A new crowdfunding project aims to put the power to fight colony collapse disorder in the hands of everyday people. Now, anyone can log on and download a simple design for their own internet-connected beehive. These hives do more than provide a home for local bee populations — they also give scientists new tools to monitor global bee health using specialized sensors which track geolocation, humidity, temperature, bee numbers, and even the mood of the colony. The hope is that being able to crowdsource this data will help scientists better understand why bees are declining and how to protect them.

The Open Source Beehives project is headed by a team of technologists, ecologists, and bee experts based in Denver, Barcelona, and Brussels. The unique hives they’ve developed are very different from your typical industrial hive, which is built to maximize honey production without any concern for the health of the colony. The open source hives are created specifically to create a low-stress environment that allows bees to thrive. Not only that, but the beehives themselves have a small eco footprint; it takes just one 4’x8’ sheet of wood to cut all the parts.

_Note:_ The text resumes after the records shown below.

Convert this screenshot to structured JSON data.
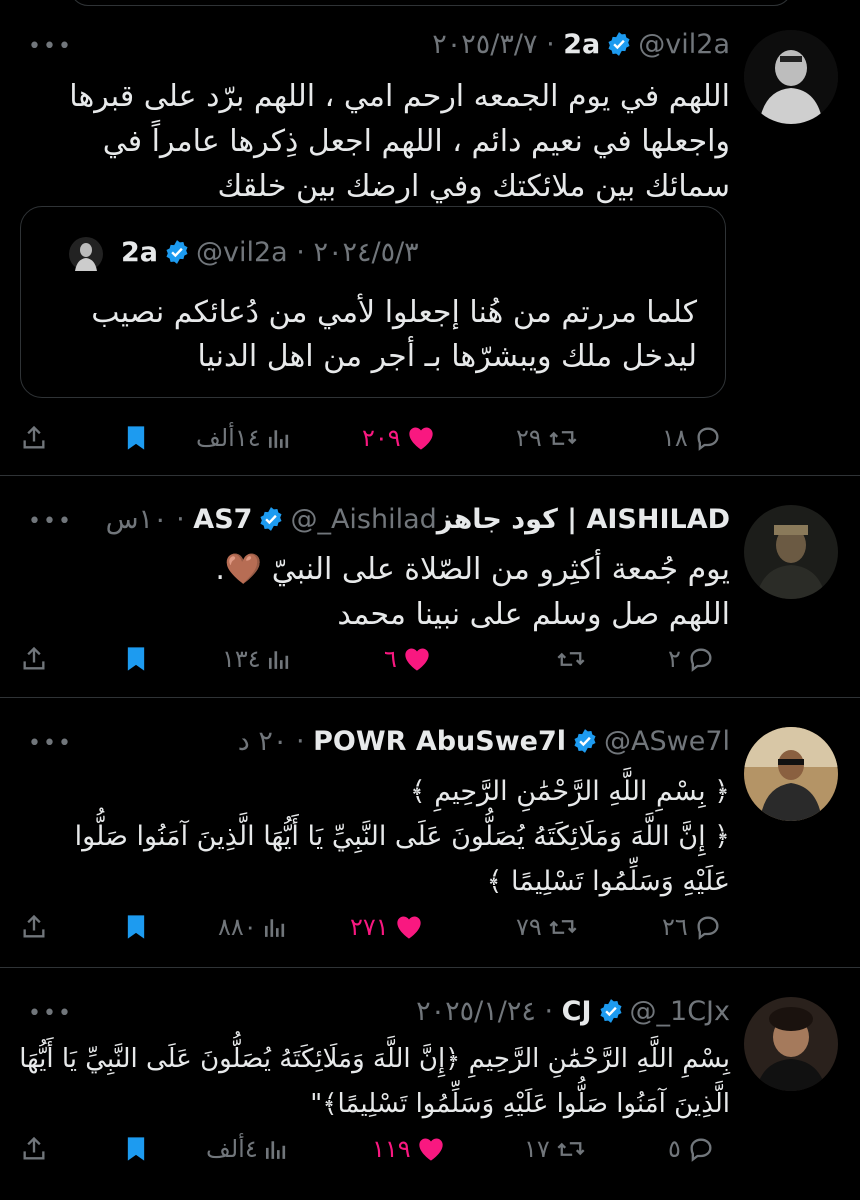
{
  "tweets": [
    {
      "name": "2a",
      "meta": "@vil2a · ٢٠٢٥/٣/٧",
      "lines": [
        "اللهم في يوم الجمعه ارحم امي ، اللهم برّد على قبرها",
        "واجعلها في نعيم دائم ، اللهم اجعل ذِكرها عامراً في",
        "سمائك بين ملائكتك وفي ارضك بين خلقك"
      ],
      "quote": {
        "name": "2a",
        "meta": "@vil2a · ٢٠٢٤/٥/٣",
        "lines": [
          "كلما مررتم من هُنا إجعلوا لأمي من دُعائكم نصيب",
          "ليدخل ملك ويبشرّها بـ أجر من اهل الدنيا"
        ]
      },
      "replies": "١٨",
      "retweets": "٢٩",
      "likes": "٢٠٩",
      "views": "١٤ألف"
    },
    {
      "name": "AISHILAD | كود جاهزAS7",
      "meta": "@_Aishilad · ١٠س",
      "lines": [
        "يوم جُمعة أكثِرو من الصّلاة على النبيّ 🤎.",
        "اللهم صل وسلم على نبينا محمد"
      ],
      "replies": "٢",
      "retweets": "",
      "likes": "٦",
      "views": "١٣٤"
    },
    {
      "name": "POWR AbuSwe7l",
      "meta": "@ASwe7l · ٢٠ د",
      "lines": [
        "﴿ بِسْمِ اللَّهِ الرَّحْمَٰنِ الرَّحِيمِ ﴾",
        "﴿ إِنَّ اللَّهَ وَمَلَائِكَتَهُ يُصَلُّونَ عَلَى النَّبِيِّ يَا أَيُّهَا الَّذِينَ آمَنُوا صَلُّوا",
        "عَلَيْهِ وَسَلِّمُوا تَسْلِيمًا ﴾"
      ],
      "replies": "٢٦",
      "retweets": "٧٩",
      "likes": "٢٧١",
      "views": "٨٨٠"
    },
    {
      "name": "CJ",
      "meta": "@_1CJx · ٢٠٢٥/١/٢٤",
      "lines": [
        "بِسْمِ اللَّهِ الرَّحْمَٰنِ الرَّحِيمِ ﴿إِنَّ اللَّهَ وَمَلَائِكَتَهُ يُصَلُّونَ عَلَى النَّبِيِّ يَا أَيُّهَا",
        "الَّذِينَ آمَنُوا صَلُّوا عَلَيْهِ وَسَلِّمُوا تَسْلِيمًا﴾\""
      ],
      "replies": "٥",
      "retweets": "١٧",
      "likes": "١١٩",
      "views": "٤ألف"
    }
  ],
  "more_label": "•••",
  "colors": {
    "accent": "#1d9bf0",
    "like": "#f91880",
    "muted": "#71767b",
    "text": "#e7e9ea",
    "border": "#2f3336"
  },
  "icons": [
    "reply-icon",
    "retweet-icon",
    "like-icon",
    "views-icon",
    "bookmark-icon",
    "share-icon",
    "verified-badge-icon"
  ]
}
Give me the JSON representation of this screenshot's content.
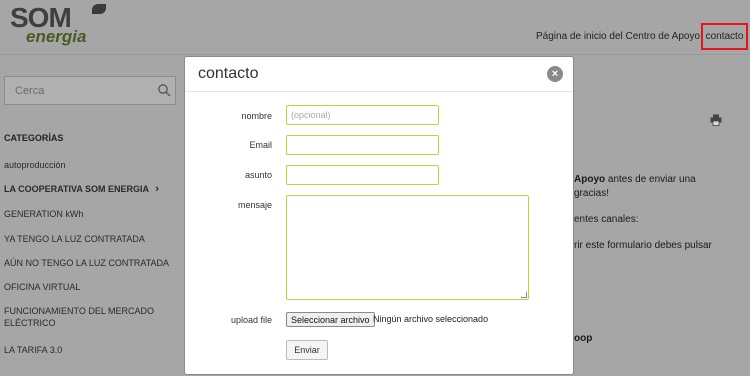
{
  "header": {
    "logo_top": "SOM",
    "logo_bottom": "energia",
    "nav_home": "Página de inicio del Centro de Apoyo",
    "nav_contact": "contacto"
  },
  "search": {
    "placeholder": "Cerca"
  },
  "sidebar": {
    "title": "CATEGORÍAS",
    "items": [
      {
        "label": "autoproducción"
      },
      {
        "label": "LA COOPERATIVA SOM ENERGIA"
      },
      {
        "label": "GENERATION kWh"
      },
      {
        "label": "YA TENGO LA LUZ CONTRATADA"
      },
      {
        "label": "AÚN NO TENGO LA LUZ CONTRATADA"
      },
      {
        "label": "OFICINA VIRTUAL"
      },
      {
        "label": "FUNCIONAMIENTO DEL MERCADO"
      },
      {
        "label": "ELÉCTRICO"
      },
      {
        "label": "LA TARIFA 3.0"
      }
    ],
    "chevron": "›"
  },
  "background_text": {
    "line1_bold": "Apoyo",
    "line1_rest": " antes de enviar una",
    "line2": "gracias!",
    "line3": "entes canales:",
    "line4": "rir este formulario debes pulsar",
    "line5": "oop"
  },
  "modal": {
    "title": "contacto",
    "close": "×",
    "labels": {
      "name": "nombre",
      "email": "Email",
      "subject": "asunto",
      "message": "mensaje",
      "upload": "upload file"
    },
    "name_placeholder": "(opcional)",
    "file_button": "Seleccionar archivo",
    "file_status": "Ningún archivo seleccionado",
    "submit": "Enviar"
  },
  "colors": {
    "accent_border": "#c9cf37",
    "highlight": "#e8141c"
  }
}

Related: CNC Flatpack Open-Source Beehives Monitor the Health and Behavior of Bees

After being unveiled to the world at the Denver co-working hub Green Spaces, Open Source Beehives officially launched on crowdfunding site Indiegogo, where supporters can receive instructions to build their own high-tech hive for $15, or buy a a premade kit for $280. For apartment-dwellers or those who live in areas where urban beekeeping is frowned upon, you can also support the project by purchasing a miniature model beehive or “adopting” a beehive in Denver or Barcelona. (The team will even send you personal email updates about how your bees are doing!) Since its launch just one day ago, the project has raised nearly $1,000. There’s still quite a way to go — the project aims to reach $20,000 in the next 30 days.

+ Open Source Beehives

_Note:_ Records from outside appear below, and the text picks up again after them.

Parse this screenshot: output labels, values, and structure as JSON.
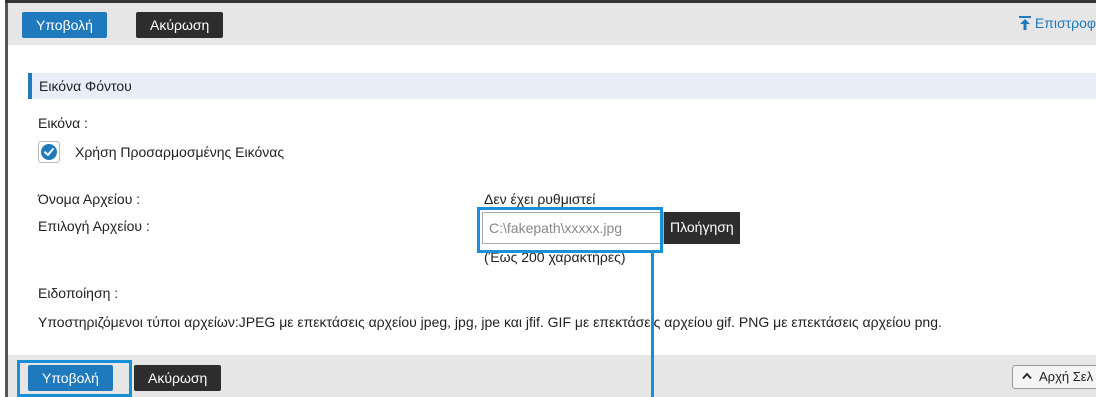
{
  "toolbar": {
    "submit_label": "Υποβολή",
    "cancel_label": "Ακύρωση",
    "return_label": "Επιστροφ",
    "return_icon": "return-arrow-icon"
  },
  "section": {
    "title": "Εικόνα Φόντου",
    "image_label": "Εικόνα :",
    "use_custom_label": "Χρήση Προσαρμοσμένης Εικόνας",
    "use_custom_checked": true,
    "file_name_label": "Όνομα Αρχείου :",
    "file_name_value": "Δεν έχει ρυθμιστεί",
    "file_select_label": "Επιλογή Αρχείου :",
    "file_input_value": "C:\\fakepath\\xxxxx.jpg",
    "browse_label": "Πλοήγηση",
    "max_chars_note": "(Έως 200 χαρακτήρες)",
    "notice_label": "Ειδοποίηση :",
    "notice_text": "Υποστηριζόμενοι τύποι αρχείων:JPEG με επεκτάσεις αρχείου jpeg, jpg, jpe και jfif. GIF με επεκτάσεις αρχείου gif. PNG με επεκτάσεις αρχείου png."
  },
  "footer": {
    "submit_label": "Υποβολή",
    "cancel_label": "Ακύρωση",
    "top_label": "Αρχή Σελ"
  },
  "colors": {
    "accent": "#1f79bd",
    "highlight": "#1890d8",
    "dark_button": "#2d2d2d"
  }
}
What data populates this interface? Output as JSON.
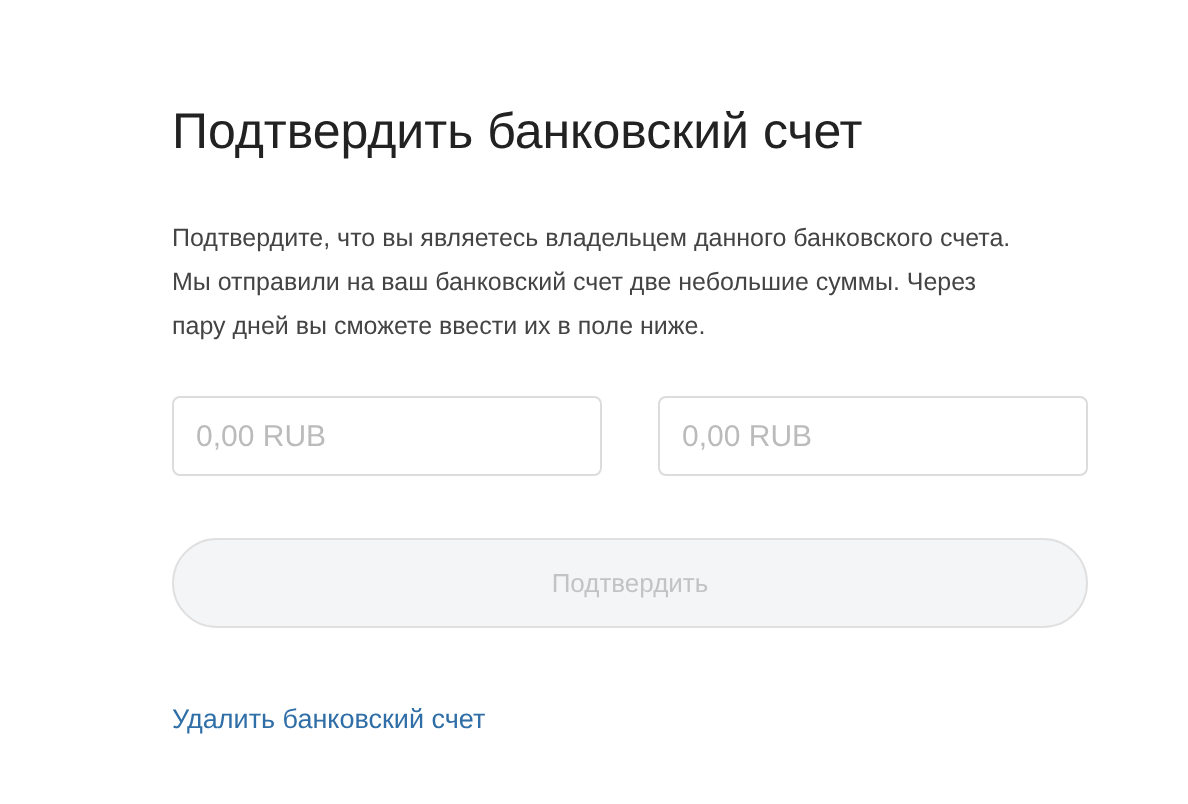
{
  "title": "Подтвердить банковский счет",
  "description": "Подтвердите, что вы являетесь владельцем данного банковского счета. Мы отправили на ваш банковский счет две небольшие суммы. Через пару дней вы сможете ввести их в поле ниже.",
  "amount_fields": [
    {
      "placeholder": "0,00 RUB"
    },
    {
      "placeholder": "0,00 RUB"
    }
  ],
  "confirm_button": {
    "label": "Подтвердить",
    "disabled": true
  },
  "delete_link": "Удалить банковский счет"
}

Related: 5,000 Honey Bees to be Equipped with Sensors to Study Colony Decline